US8685816 *Jun 11, 2012Apr 1, 2014Globalfoundries Inc.Methods of forming semiconductor devices by forming semiconductor channel region materials prior to forming isolation structures
US20130228862 *Mar 2, 2012Sep 5, 2013Taiwan Semiconductor Manufacturing Company, Ltd., ("Tsmc")Semiconductor device having a strained region
Classifications
U.S. Classification438/481, 438/230, 257/E21.461, 438/503, 257/E21.562, 438/507
International ClassificationH01L21/36, H01L21/20
Cooperative ClassificationH01L21/02639, H01L21/0237, H01L21/02529, H01L29/165, H01L29/7848, H01L29/78
Legal Events
DateCodeEventDescription
Jan 11, 2011ASAssignment
Owner name: INTERNATIONAL BUSINESS MACHINES CORPORATION, NEW Y
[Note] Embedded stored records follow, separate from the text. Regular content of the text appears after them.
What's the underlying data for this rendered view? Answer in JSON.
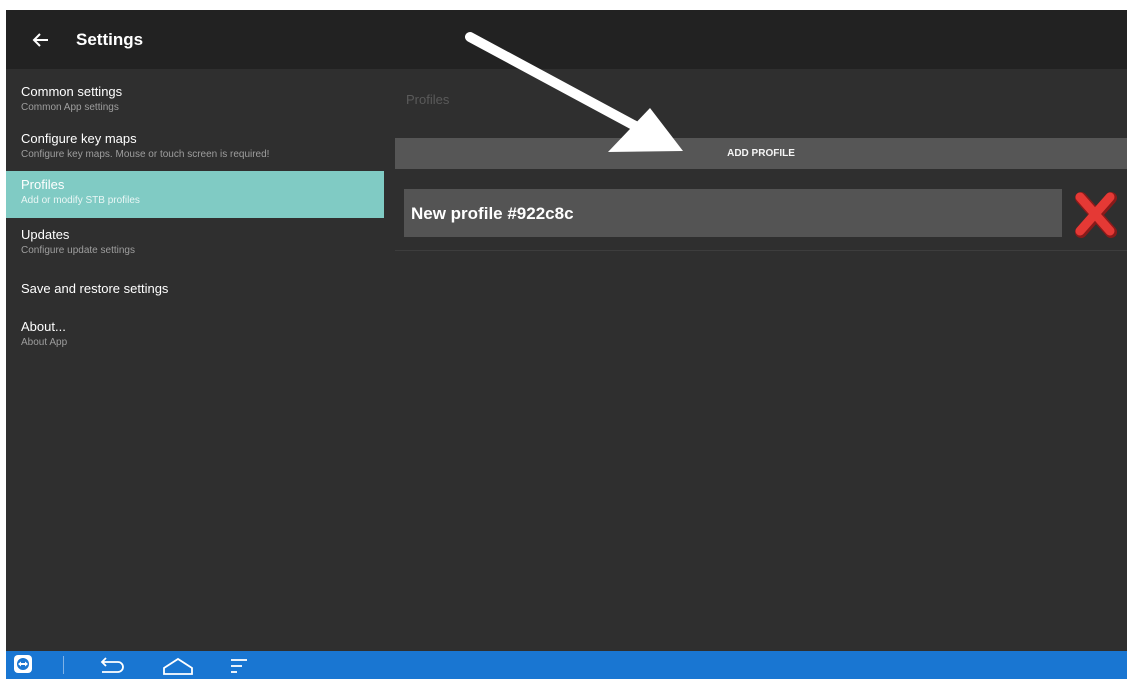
{
  "app_bar": {
    "title": "Settings",
    "back_icon": "arrow-left-icon"
  },
  "sidebar": {
    "items": [
      {
        "title": "Common settings",
        "subtitle": "Common App settings",
        "selected": false
      },
      {
        "title": "Configure key maps",
        "subtitle": "Configure key maps. Mouse or touch screen is required!",
        "selected": false
      },
      {
        "title": "Profiles",
        "subtitle": "Add or modify STB profiles",
        "selected": true
      },
      {
        "title": "Updates",
        "subtitle": "Configure update settings",
        "selected": false
      },
      {
        "title": "Save and restore settings",
        "subtitle": "",
        "selected": false
      },
      {
        "title": "About...",
        "subtitle": "About App",
        "selected": false
      }
    ]
  },
  "content": {
    "section_title": "Profiles",
    "add_button_label": "ADD PROFILE",
    "profiles": [
      {
        "name": "New profile #922c8c",
        "delete_icon": "red-x-delete-icon"
      }
    ]
  },
  "nav_bar": {
    "icons": [
      "teamviewer-icon",
      "back-icon",
      "home-icon",
      "recent-apps-icon"
    ]
  },
  "colors": {
    "selected_item": "#80cbc4",
    "background": "#2f2f2f",
    "app_bar": "#222222",
    "nav_bar": "#1976d2",
    "delete_icon": "#d32f2f"
  }
}
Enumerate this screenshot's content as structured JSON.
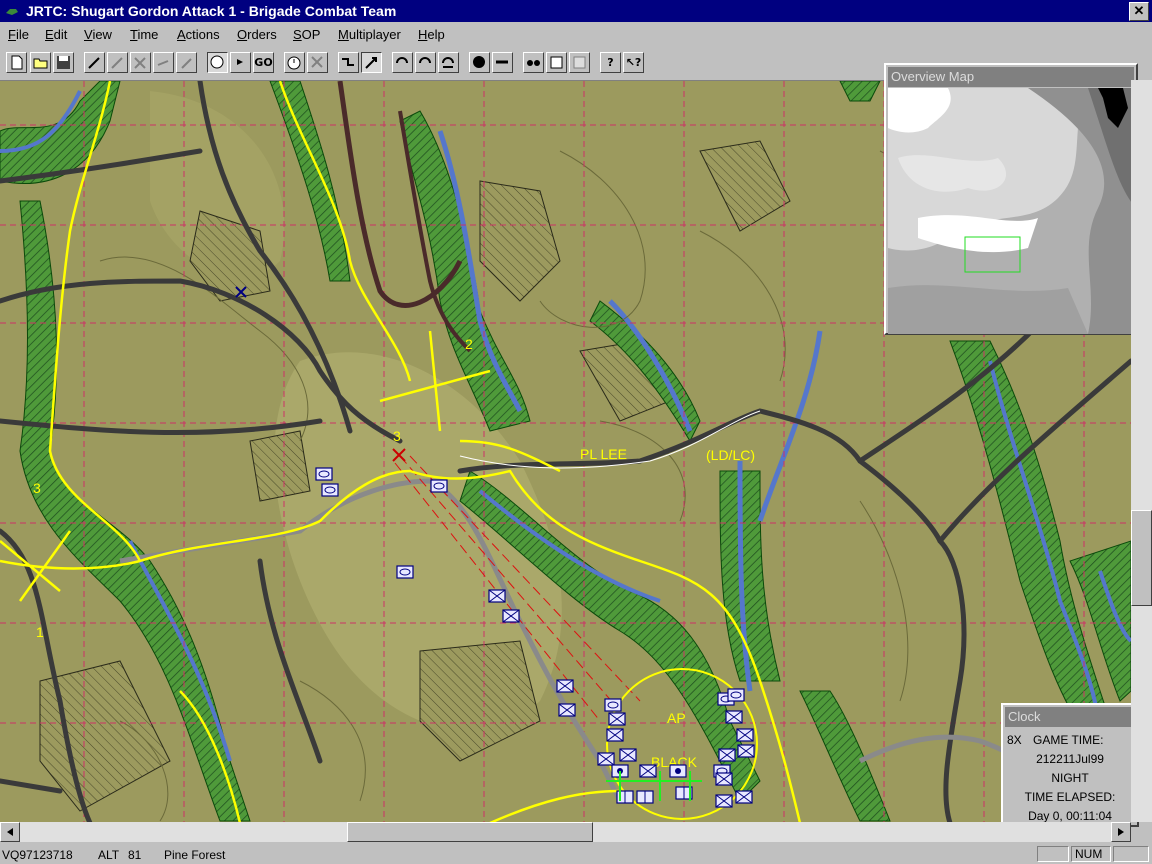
{
  "window": {
    "title": "JRTC: Shugart Gordon Attack 1 - Brigade Combat Team",
    "close_glyph": "✕"
  },
  "menu": [
    "File",
    "Edit",
    "View",
    "Time",
    "Actions",
    "Orders",
    "SOP",
    "Multiplayer",
    "Help"
  ],
  "toolbar": {
    "go_label": "GO",
    "help_glyph": "?",
    "context_help_glyph": "↖?"
  },
  "map": {
    "labels": {
      "pl_lee": "PL LEE",
      "ld_lc": "(LD/LC)",
      "ap": "AP",
      "black": "BLACK",
      "num_2": "2",
      "num_3a": "3",
      "num_3b": "3",
      "num_1": "1"
    },
    "colors": {
      "terrain": "#9c9a5e",
      "forest": "#2e8b2e",
      "river": "#5577cc",
      "road": "#3a3a3a",
      "yellow_line": "#ffff00",
      "grid": "#cc3366"
    }
  },
  "overview": {
    "title": "Overview Map"
  },
  "clock": {
    "title": "Clock",
    "speed": "8X",
    "game_time_label": "GAME TIME:",
    "game_time": "212211Jul99",
    "period": "NIGHT",
    "elapsed_label": "TIME ELAPSED:",
    "elapsed": "Day 0, 00:11:04"
  },
  "status": {
    "grid_ref": "VQ97123718",
    "alt_label": "ALT",
    "alt_value": "81",
    "terrain": "Pine Forest",
    "num": "NUM"
  }
}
Free format text: ASSIGNMENT OF ASSIGNORS INTEREST;ASSIGNORS:CHAKRAVARTI, ASHIMA B.;CHOU, ANTHONY I.;DUBE, ABHISHEK;AND OTHERS;SIGNING DATES FROM 20101214 TO 20101215;REEL/FRAME:025618/0298